Finfets take chips through geometry barrier
The next challenge in semiconductor design is the 14nm process node, and it will be powered by a new type 3D transistor technology transistor, the FinFET, writes Chi-Ping Hsu of Cadence Design Systems
In a FinFET, the field effect transistor (FET) gate wraps around three sides of the transistor’s elevated channel or “fin”. This approach provides much more control over current compared to planar or flat transistors.
With the promise of a significant reduction in power consumption at a given level of performance, there’s much to like about FinFETs. But they also present real design challenges and tool requirements.
The costs behind moving to 14-nm processes present a huge need to design right first and take a 360-level view when dealing with advanced lithography at an atomic level.
In October, 14nm FinFET technology moved even closer to reality at the ARM TechCon conference, where Cadence announced a 14nm test chip tapeout using the ARM Cortex-M0 processor and IBM’s FinFET process technology. The 14-nanometer ecosystem and chip are significant milestones of a multi-year agreement between ARM, Cadence and IBM to develop systems-on-chip (SoCs) at the advanced process nodes.
So what are the challenges? While digital designers will see little change in their design flows from FinFETs – aside from better performance and lower power – custom/analog designers will face new challenges.
Physical design tools are being changed to support new rules for 14nm and to support new standard cell architectures. Poly gates and fins are new fabric elements that need to be constructed using 14nm rules to create functional standard cells.
One constraint custom designers will face is that all the fins on the transistors on a given chip must be the same width and height. Designers can add fins to increase the width, but this can only be done in discrete increments – you can add 2 fins or 3 fins, but not 2.75 fins.
In this respect there’s less control over the design than with planar transistors, which can be adjusted to arbitrary channel widths. On the tool side, transistor-level extraction must be aware of the capacitance and resistance that arises from the 3D transistor structures. FinFET SPICE models are needed, and they will have additional parameters such as the number of fins. Simulators and layout tools must be able to interpret these models and run in a reasonable period of time.
Like any new semiconductor technology, FinFETs will require an ecosystem that includes EDA tools, process design kits (PDKs), physical IP, and silicon-proven manufacturing processes. Early collaboration between EDA vendors, IP providers, foundries, and semiconductor companies will be crucial.
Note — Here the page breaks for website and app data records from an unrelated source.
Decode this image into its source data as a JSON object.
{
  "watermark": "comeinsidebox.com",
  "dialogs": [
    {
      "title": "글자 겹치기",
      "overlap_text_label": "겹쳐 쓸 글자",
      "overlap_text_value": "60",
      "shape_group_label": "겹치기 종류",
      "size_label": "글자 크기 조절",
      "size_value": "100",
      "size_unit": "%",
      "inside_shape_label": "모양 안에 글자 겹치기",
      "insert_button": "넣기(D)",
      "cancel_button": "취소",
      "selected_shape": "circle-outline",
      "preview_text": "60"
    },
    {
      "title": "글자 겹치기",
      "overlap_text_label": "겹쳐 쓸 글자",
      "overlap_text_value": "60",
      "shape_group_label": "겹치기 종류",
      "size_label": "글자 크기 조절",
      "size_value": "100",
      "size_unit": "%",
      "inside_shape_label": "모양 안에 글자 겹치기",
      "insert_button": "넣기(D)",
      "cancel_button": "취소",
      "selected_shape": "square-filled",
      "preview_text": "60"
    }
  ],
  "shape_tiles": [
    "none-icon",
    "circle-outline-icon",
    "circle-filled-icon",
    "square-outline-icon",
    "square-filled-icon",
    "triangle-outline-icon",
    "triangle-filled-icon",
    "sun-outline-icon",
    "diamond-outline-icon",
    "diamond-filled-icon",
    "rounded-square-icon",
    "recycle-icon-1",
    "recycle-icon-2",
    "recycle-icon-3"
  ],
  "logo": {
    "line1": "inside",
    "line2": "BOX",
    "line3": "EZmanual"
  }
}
In the coming year Cadence will continue actively working with its partners on EDA support, SPICE models, and test chips for next generation SoCs for 14 nanometers and beyond.
Author is Chi-Ping Hsu, senior v-p R&D, Silicon Realisation Group, Cadence Design Systems